| Source material |
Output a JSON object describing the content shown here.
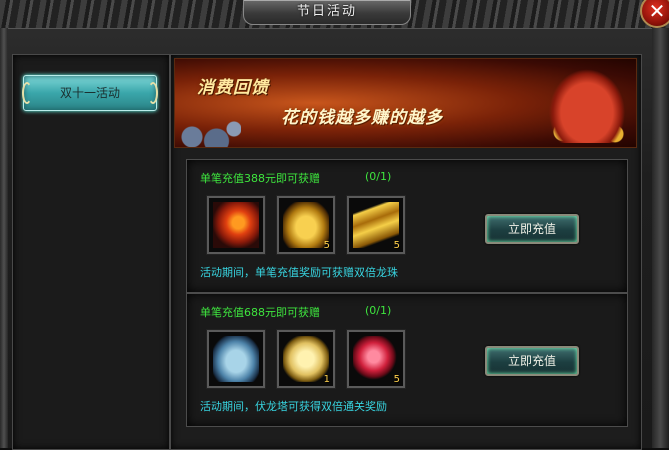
{
  "window": {
    "title": "节日活动",
    "close_symbol": "✕"
  },
  "sidebar": {
    "items": [
      {
        "label": "双十一活动",
        "selected": true
      }
    ]
  },
  "banner": {
    "title": "消费回馈",
    "slogan": "花的钱越多赚的越多"
  },
  "rewards": [
    {
      "condition": "单笔充值388元即可获赠",
      "progress": "(0/1)",
      "items": [
        {
          "icon": "fire-dragon-icon",
          "qty": ""
        },
        {
          "icon": "gold-ore-icon",
          "qty": "5"
        },
        {
          "icon": "gold-bars-icon",
          "qty": "5"
        }
      ],
      "button_label": "立即充值",
      "note": "活动期间，单笔充值奖励可获赠双倍龙珠"
    },
    {
      "condition": "单笔充值688元即可获赠",
      "progress": "(0/1)",
      "items": [
        {
          "icon": "armor-icon",
          "qty": ""
        },
        {
          "icon": "scroll-icon",
          "qty": "1"
        },
        {
          "icon": "red-gem-icon",
          "qty": "5"
        }
      ],
      "button_label": "立即充值",
      "note": "活动期间，伏龙塔可获得双倍通关奖励"
    }
  ],
  "colors": {
    "condition_text": "#3ee53e",
    "note_text": "#38d4e0",
    "tab_accent": "#3aa6aa",
    "qty_text": "#ffd04a"
  }
}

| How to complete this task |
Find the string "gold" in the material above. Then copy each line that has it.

| Answer section |
          "icon": "gold-ore-icon",
          "icon": "gold-bars-icon",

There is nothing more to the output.